START Provided entries
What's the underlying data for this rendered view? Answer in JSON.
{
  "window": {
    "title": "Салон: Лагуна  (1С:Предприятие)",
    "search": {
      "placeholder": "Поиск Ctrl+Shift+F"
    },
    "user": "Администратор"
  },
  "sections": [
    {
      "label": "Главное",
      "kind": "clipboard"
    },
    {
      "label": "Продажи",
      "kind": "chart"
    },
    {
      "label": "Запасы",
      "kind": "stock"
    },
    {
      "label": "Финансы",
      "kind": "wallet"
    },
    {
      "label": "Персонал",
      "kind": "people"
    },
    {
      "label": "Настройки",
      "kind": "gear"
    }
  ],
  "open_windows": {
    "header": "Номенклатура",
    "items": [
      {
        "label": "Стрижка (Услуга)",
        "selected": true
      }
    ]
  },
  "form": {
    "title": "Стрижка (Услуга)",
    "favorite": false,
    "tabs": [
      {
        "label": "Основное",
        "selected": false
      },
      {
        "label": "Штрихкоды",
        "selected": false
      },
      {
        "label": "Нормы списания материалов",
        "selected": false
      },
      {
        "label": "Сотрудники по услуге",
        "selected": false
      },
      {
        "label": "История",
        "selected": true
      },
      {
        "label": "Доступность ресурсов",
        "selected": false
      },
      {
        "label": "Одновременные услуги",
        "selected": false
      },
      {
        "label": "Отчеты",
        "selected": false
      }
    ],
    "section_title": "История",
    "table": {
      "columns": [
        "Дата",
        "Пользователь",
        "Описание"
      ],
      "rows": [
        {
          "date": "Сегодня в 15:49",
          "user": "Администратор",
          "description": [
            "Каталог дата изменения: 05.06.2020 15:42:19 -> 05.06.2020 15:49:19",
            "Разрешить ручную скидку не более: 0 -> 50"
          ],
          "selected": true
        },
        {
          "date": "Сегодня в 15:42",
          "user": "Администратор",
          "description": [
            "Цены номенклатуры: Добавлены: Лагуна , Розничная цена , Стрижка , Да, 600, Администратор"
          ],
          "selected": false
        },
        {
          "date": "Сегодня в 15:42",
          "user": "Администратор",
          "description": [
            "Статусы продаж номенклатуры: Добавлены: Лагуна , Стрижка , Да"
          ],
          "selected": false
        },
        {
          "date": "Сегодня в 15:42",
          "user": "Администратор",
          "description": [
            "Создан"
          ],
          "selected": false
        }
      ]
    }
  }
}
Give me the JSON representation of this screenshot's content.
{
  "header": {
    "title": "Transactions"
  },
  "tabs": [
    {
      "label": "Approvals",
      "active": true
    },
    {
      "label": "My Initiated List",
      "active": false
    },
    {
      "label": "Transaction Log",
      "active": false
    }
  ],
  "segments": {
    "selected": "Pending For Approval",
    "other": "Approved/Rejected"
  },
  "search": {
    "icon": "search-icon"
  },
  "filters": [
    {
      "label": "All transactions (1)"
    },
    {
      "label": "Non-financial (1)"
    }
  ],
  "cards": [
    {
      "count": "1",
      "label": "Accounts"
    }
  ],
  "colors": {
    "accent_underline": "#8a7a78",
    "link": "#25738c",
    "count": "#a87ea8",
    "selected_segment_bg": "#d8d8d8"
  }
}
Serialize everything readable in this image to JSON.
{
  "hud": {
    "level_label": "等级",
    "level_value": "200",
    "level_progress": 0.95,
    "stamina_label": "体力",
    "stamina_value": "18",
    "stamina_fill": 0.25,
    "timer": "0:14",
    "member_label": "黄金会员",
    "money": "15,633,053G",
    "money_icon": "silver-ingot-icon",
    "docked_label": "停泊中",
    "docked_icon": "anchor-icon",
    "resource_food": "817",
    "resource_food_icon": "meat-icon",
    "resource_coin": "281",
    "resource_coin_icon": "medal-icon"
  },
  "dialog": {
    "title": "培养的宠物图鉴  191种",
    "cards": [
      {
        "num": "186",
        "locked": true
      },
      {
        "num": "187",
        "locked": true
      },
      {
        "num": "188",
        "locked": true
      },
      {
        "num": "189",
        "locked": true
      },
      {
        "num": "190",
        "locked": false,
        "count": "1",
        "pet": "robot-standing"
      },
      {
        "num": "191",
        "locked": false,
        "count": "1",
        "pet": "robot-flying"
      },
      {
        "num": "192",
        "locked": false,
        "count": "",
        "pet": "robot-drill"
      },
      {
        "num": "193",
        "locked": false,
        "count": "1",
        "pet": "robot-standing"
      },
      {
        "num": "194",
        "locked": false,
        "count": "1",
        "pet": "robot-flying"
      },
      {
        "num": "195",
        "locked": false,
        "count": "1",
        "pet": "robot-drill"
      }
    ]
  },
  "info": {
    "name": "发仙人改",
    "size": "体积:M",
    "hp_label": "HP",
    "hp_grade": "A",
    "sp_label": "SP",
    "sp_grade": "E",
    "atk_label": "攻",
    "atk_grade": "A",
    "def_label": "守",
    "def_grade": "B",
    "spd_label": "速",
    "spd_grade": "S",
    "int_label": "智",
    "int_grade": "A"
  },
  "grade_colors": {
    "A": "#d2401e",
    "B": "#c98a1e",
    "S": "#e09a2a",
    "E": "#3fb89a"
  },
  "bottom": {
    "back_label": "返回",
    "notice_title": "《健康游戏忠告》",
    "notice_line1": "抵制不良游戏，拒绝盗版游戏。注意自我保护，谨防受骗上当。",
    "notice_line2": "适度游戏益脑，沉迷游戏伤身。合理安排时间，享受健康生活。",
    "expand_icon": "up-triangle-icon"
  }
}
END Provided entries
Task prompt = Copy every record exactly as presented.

The answer =
What's the underlying data for this rendered view? Answer in JSON.
{
  "window": {
    "title": "Салон: Лагуна  (1С:Предприятие)",
    "search": {
      "placeholder": "Поиск Ctrl+Shift+F"
    },
    "user": "Администратор"
  },
  "sections": [
    {
      "label": "Главное",
      "kind": "clipboard"
    },
    {
      "label": "Продажи",
      "kind": "chart"
    },
    {
      "label": "Запасы",
      "kind": "stock"
    },
    {
      "label": "Финансы",
      "kind": "wallet"
    },
    {
      "label": "Персонал",
      "kind": "people"
    },
    {
      "label": "Настройки",
      "kind": "gear"
    }
  ],
  "open_windows": {
    "header": "Номенклатура",
    "items": [
      {
        "label": "Стрижка (Услуга)",
        "selected": true
      }
    ]
  },
  "form": {
    "title": "Стрижка (Услуга)",
    "favorite": false,
    "tabs": [
      {
        "label": "Основное",
        "selected": false
      },
      {
        "label": "Штрихкоды",
        "selected": false
      },
      {
        "label": "Нормы списания материалов",
        "selected": false
      },
      {
        "label": "Сотрудники по услуге",
        "selected": false
      },
      {
        "label": "История",
        "selected": true
      },
      {
        "label": "Доступность ресурсов",
        "selected": false
      },
      {
        "label": "Одновременные услуги",
        "selected": false
      },
      {
        "label": "Отчеты",
        "selected": false
      }
    ],
    "section_title": "История",
    "table": {
      "columns": [
        "Дата",
        "Пользователь",
        "Описание"
      ],
      "rows": [
        {
          "date": "Сегодня в 15:49",
          "user": "Администратор",
          "description": [
            "Каталог дата изменения: 05.06.2020 15:42:19 -> 05.06.2020 15:49:19",
            "Разрешить ручную скидку не более: 0 -> 50"
          ],
          "selected": true
        },
        {
          "date": "Сегодня в 15:42",
          "user": "Администратор",
          "description": [
            "Цены номенклатуры: Добавлены: Лагуна , Розничная цена , Стрижка , Да, 600, Администратор"
          ],
          "selected": false
        },
        {
          "date": "Сегодня в 15:42",
          "user": "Администратор",
          "description": [
            "Статусы продаж номенклатуры: Добавлены: Лагуна , Стрижка , Да"
          ],
          "selected": false
        },
        {
          "date": "Сегодня в 15:42",
          "user": "Администратор",
          "description": [
            "Создан"
          ],
          "selected": false
        }
      ]
    }
  }
}
Give me the JSON representation of this screenshot's content.
{
  "header": {
    "title": "Transactions"
  },
  "tabs": [
    {
      "label": "Approvals",
      "active": true
    },
    {
      "label": "My Initiated List",
      "active": false
    },
    {
      "label": "Transaction Log",
      "active": false
    }
  ],
  "segments": {
    "selected": "Pending For Approval",
    "other": "Approved/Rejected"
  },
  "search": {
    "icon": "search-icon"
  },
  "filters": [
    {
      "label": "All transactions (1)"
    },
    {
      "label": "Non-financial (1)"
    }
  ],
  "cards": [
    {
      "count": "1",
      "label": "Accounts"
    }
  ],
  "colors": {
    "accent_underline": "#8a7a78",
    "link": "#25738c",
    "count": "#a87ea8",
    "selected_segment_bg": "#d8d8d8"
  }
}
Serialize everything readable in this image to JSON.
{
  "hud": {
    "level_label": "等级",
    "level_value": "200",
    "level_progress": 0.95,
    "stamina_label": "体力",
    "stamina_value": "18",
    "stamina_fill": 0.25,
    "timer": "0:14",
    "member_label": "黄金会员",
    "money": "15,633,053G",
    "money_icon": "silver-ingot-icon",
    "docked_label": "停泊中",
    "docked_icon": "anchor-icon",
    "resource_food": "817",
    "resource_food_icon": "meat-icon",
    "resource_coin": "281",
    "resource_coin_icon": "medal-icon"
  },
  "dialog": {
    "title": "培养的宠物图鉴  191种",
    "cards": [
      {
        "num": "186",
        "locked": true
      },
      {
        "num": "187",
        "locked": true
      },
      {
        "num": "188",
        "locked": true
      },
      {
        "num": "189",
        "locked": true
      },
      {
        "num": "190",
        "locked": false,
        "count": "1",
        "pet": "robot-standing"
      },
      {
        "num": "191",
        "locked": false,
        "count": "1",
        "pet": "robot-flying"
      },
      {
        "num": "192",
        "locked": false,
        "count": "",
        "pet": "robot-drill"
      },
      {
        "num": "193",
        "locked": false,
        "count": "1",
        "pet": "robot-standing"
      },
      {
        "num": "194",
        "locked": false,
        "count": "1",
        "pet": "robot-flying"
      },
      {
        "num": "195",
        "locked": false,
        "count": "1",
        "pet": "robot-drill"
      }
    ]
  },
  "info": {
    "name": "发仙人改",
    "size": "体积:M",
    "hp_label": "HP",
    "hp_grade": "A",
    "sp_label": "SP",
    "sp_grade": "E",
    "atk_label": "攻",
    "atk_grade": "A",
    "def_label": "守",
    "def_grade": "B",
    "spd_label": "速",
    "spd_grade": "S",
    "int_label": "智",
    "int_grade": "A"
  },
  "grade_colors": {
    "A": "#d2401e",
    "B": "#c98a1e",
    "S": "#e09a2a",
    "E": "#3fb89a"
  },
  "bottom": {
    "back_label": "返回",
    "notice_title": "《健康游戏忠告》",
    "notice_line1": "抵制不良游戏，拒绝盗版游戏。注意自我保护，谨防受骗上当。",
    "notice_line2": "适度游戏益脑，沉迷游戏伤身。合理安排时间，享受健康生活。",
    "expand_icon": "up-triangle-icon"
  }
}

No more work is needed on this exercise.